Each record must be returned exactly, apart from the pictures, which stay out.

** Opening Input for this task block **

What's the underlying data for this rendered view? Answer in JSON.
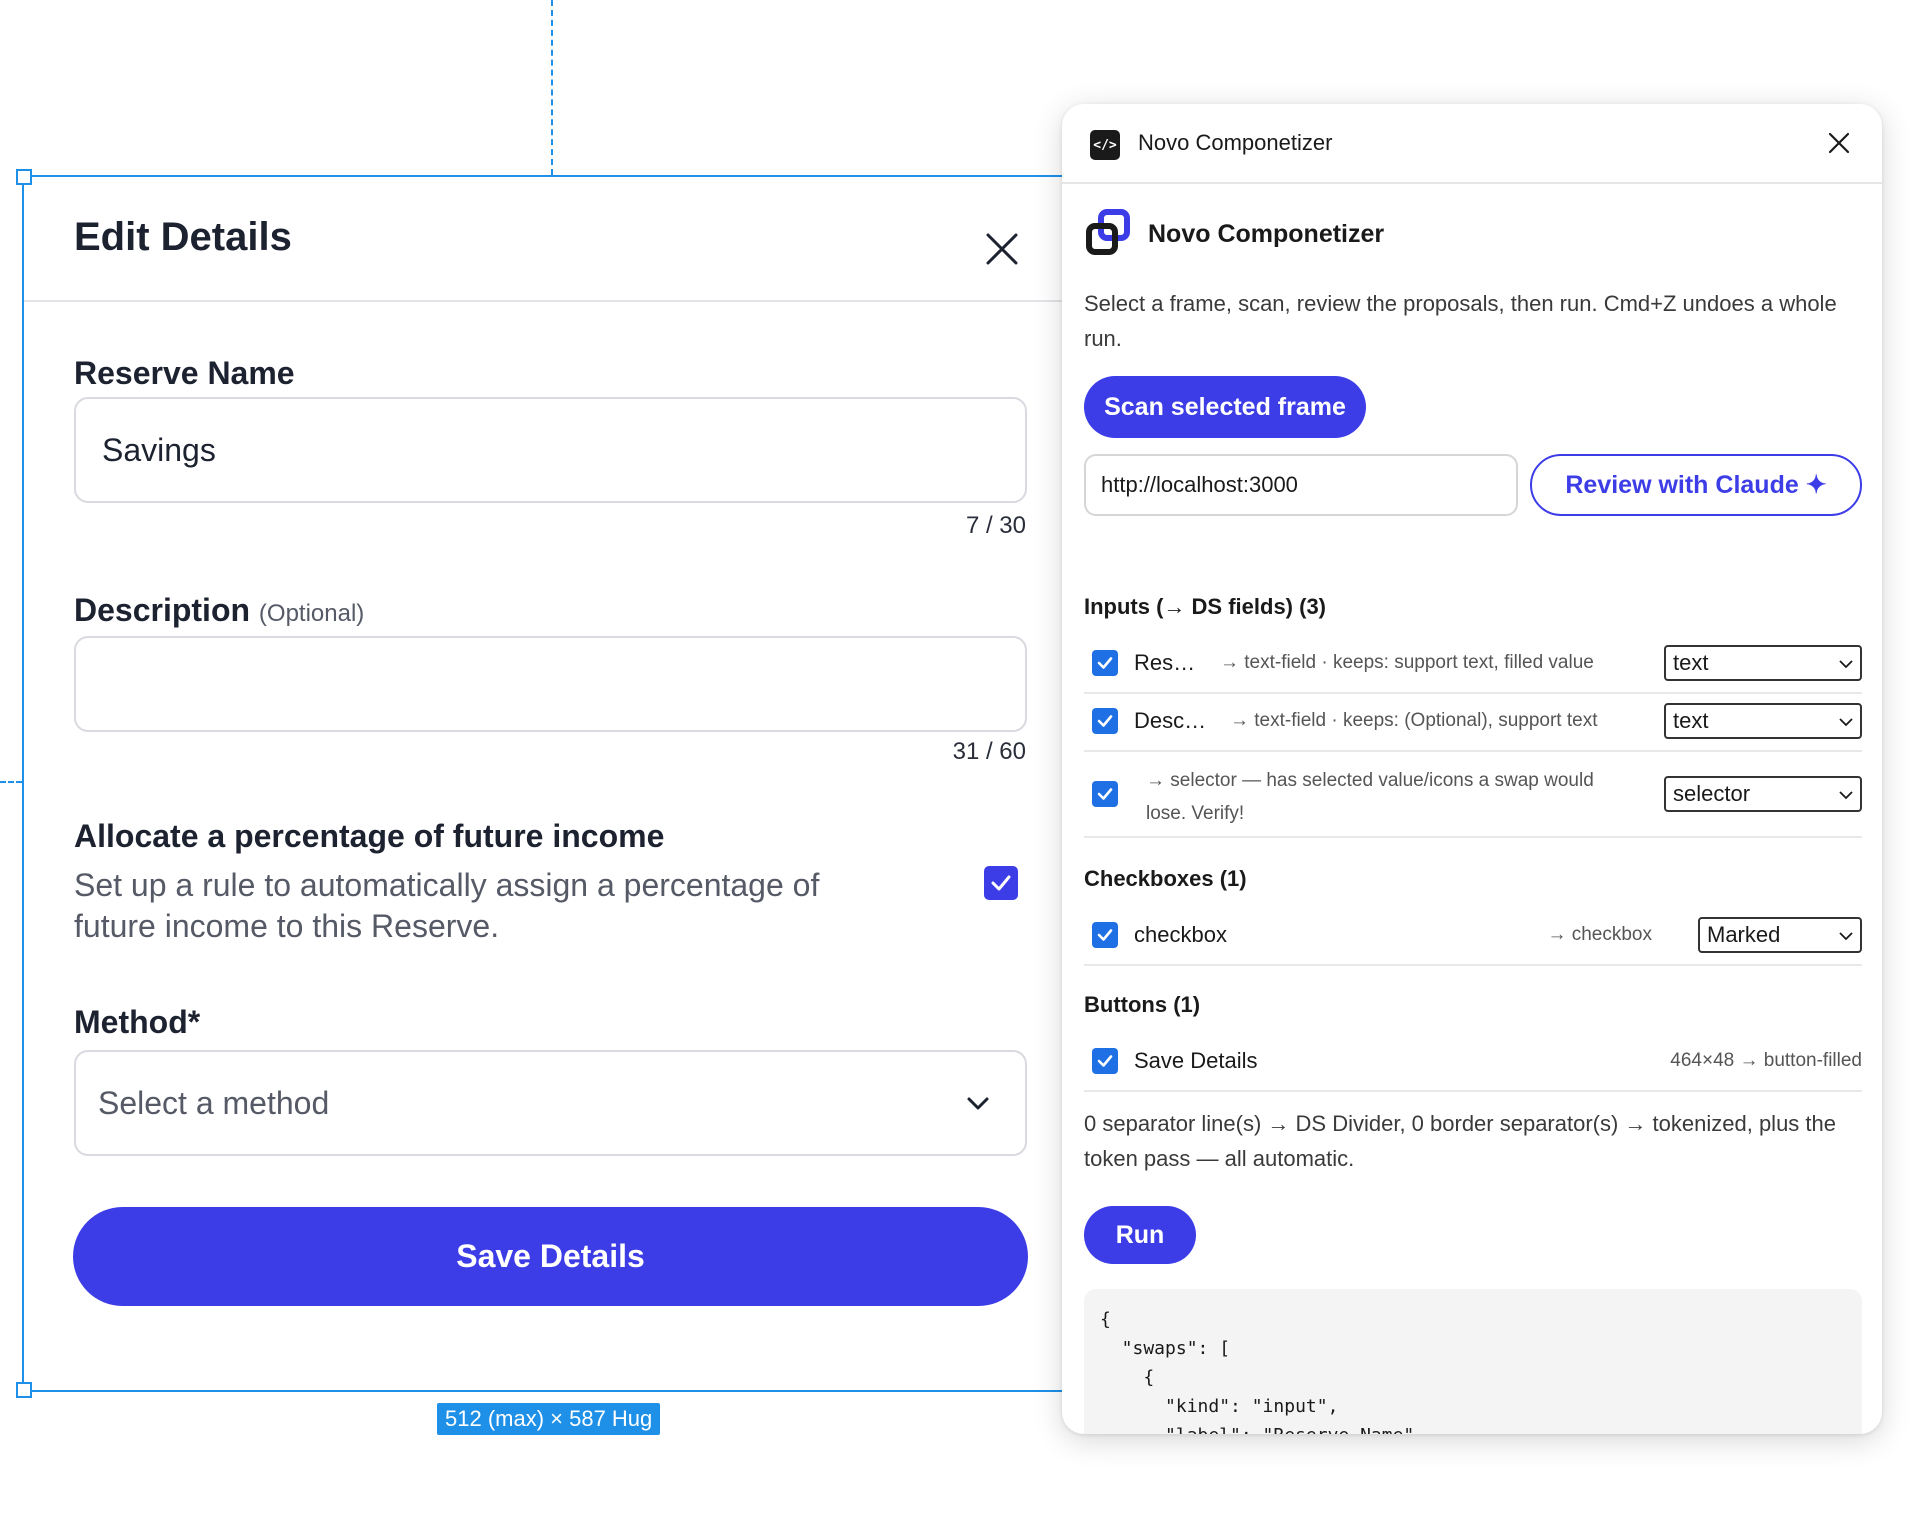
{
  "canvas": {
    "dimension_badge": "512 (max) × 587 Hug"
  },
  "form": {
    "title": "Edit Details",
    "reserve_name": {
      "label": "Reserve Name",
      "value": "Savings",
      "counter": "7 / 30"
    },
    "description": {
      "label": "Description",
      "optional": "(Optional)",
      "value": "",
      "counter": "31 / 60"
    },
    "allocate": {
      "title": "Allocate a percentage of future income",
      "description": "Set up a rule to automatically assign a percentage of future income to this Reserve.",
      "checked": true
    },
    "method": {
      "label": "Method*",
      "placeholder": "Select a method"
    },
    "save_label": "Save Details",
    "accent_color": "#3d3de8"
  },
  "panel": {
    "header_title": "Novo Componetizer",
    "app_icon_glyph": "</>",
    "brand_title": "Novo Componetizer",
    "intro": "Select a frame, scan, review the proposals, then run. Cmd+Z undoes a whole run.",
    "scan_label": "Scan selected frame",
    "url_value": "http://localhost:3000",
    "review_label": "Review with Claude ✦",
    "inputs_section": "Inputs (→ DS fields) (3)",
    "inputs": [
      {
        "name": "Res…",
        "desc": "→ text-field · keeps: support text, filled value",
        "select": "text",
        "checked": true
      },
      {
        "name": "Desc…",
        "desc": "→ text-field · keeps: (Optional), support text",
        "select": "text",
        "checked": true
      },
      {
        "name": "",
        "desc": "→ selector — has selected value/icons a swap would lose. Verify!",
        "select": "selector",
        "checked": true
      }
    ],
    "checkboxes_section": "Checkboxes (1)",
    "checkboxes": [
      {
        "name": "checkbox",
        "desc": "→ checkbox",
        "select": "Marked",
        "checked": true
      }
    ],
    "buttons_section": "Buttons (1)",
    "buttons": [
      {
        "name": "Save Details",
        "desc": "464×48 → button-filled",
        "checked": true
      }
    ],
    "footer_note": "0 separator line(s) → DS Divider, 0 border separator(s) → tokenized, plus the token pass — all automatic.",
    "run_label": "Run",
    "code_preview": "{\n  \"swaps\": [\n    {\n      \"kind\": \"input\",\n      \"label\": \"Reserve Name\","
  }
}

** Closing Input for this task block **

# [Task response]
What's the underlying data for this rendered view? Answer in JSON.
{
  "canvas": {
    "dimension_badge": "512 (max) × 587 Hug"
  },
  "form": {
    "title": "Edit Details",
    "reserve_name": {
      "label": "Reserve Name",
      "value": "Savings",
      "counter": "7 / 30"
    },
    "description": {
      "label": "Description",
      "optional": "(Optional)",
      "value": "",
      "counter": "31 / 60"
    },
    "allocate": {
      "title": "Allocate a percentage of future income",
      "description": "Set up a rule to automatically assign a percentage of future income to this Reserve.",
      "checked": true
    },
    "method": {
      "label": "Method*",
      "placeholder": "Select a method"
    },
    "save_label": "Save Details",
    "accent_color": "#3d3de8"
  },
  "panel": {
    "header_title": "Novo Componetizer",
    "app_icon_glyph": "</>",
    "brand_title": "Novo Componetizer",
    "intro": "Select a frame, scan, review the proposals, then run. Cmd+Z undoes a whole run.",
    "scan_label": "Scan selected frame",
    "url_value": "http://localhost:3000",
    "review_label": "Review with Claude ✦",
    "inputs_section": "Inputs (→ DS fields) (3)",
    "inputs": [
      {
        "name": "Res…",
        "desc": "→ text-field · keeps: support text, filled value",
        "select": "text",
        "checked": true
      },
      {
        "name": "Desc…",
        "desc": "→ text-field · keeps: (Optional), support text",
        "select": "text",
        "checked": true
      },
      {
        "name": "",
        "desc": "→ selector — has selected value/icons a swap would lose. Verify!",
        "select": "selector",
        "checked": true
      }
    ],
    "checkboxes_section": "Checkboxes (1)",
    "checkboxes": [
      {
        "name": "checkbox",
        "desc": "→ checkbox",
        "select": "Marked",
        "checked": true
      }
    ],
    "buttons_section": "Buttons (1)",
    "buttons": [
      {
        "name": "Save Details",
        "desc": "464×48 → button-filled",
        "checked": true
      }
    ],
    "footer_note": "0 separator line(s) → DS Divider, 0 border separator(s) → tokenized, plus the token pass — all automatic.",
    "run_label": "Run",
    "code_preview": "{\n  \"swaps\": [\n    {\n      \"kind\": \"input\",\n      \"label\": \"Reserve Name\","
  }
}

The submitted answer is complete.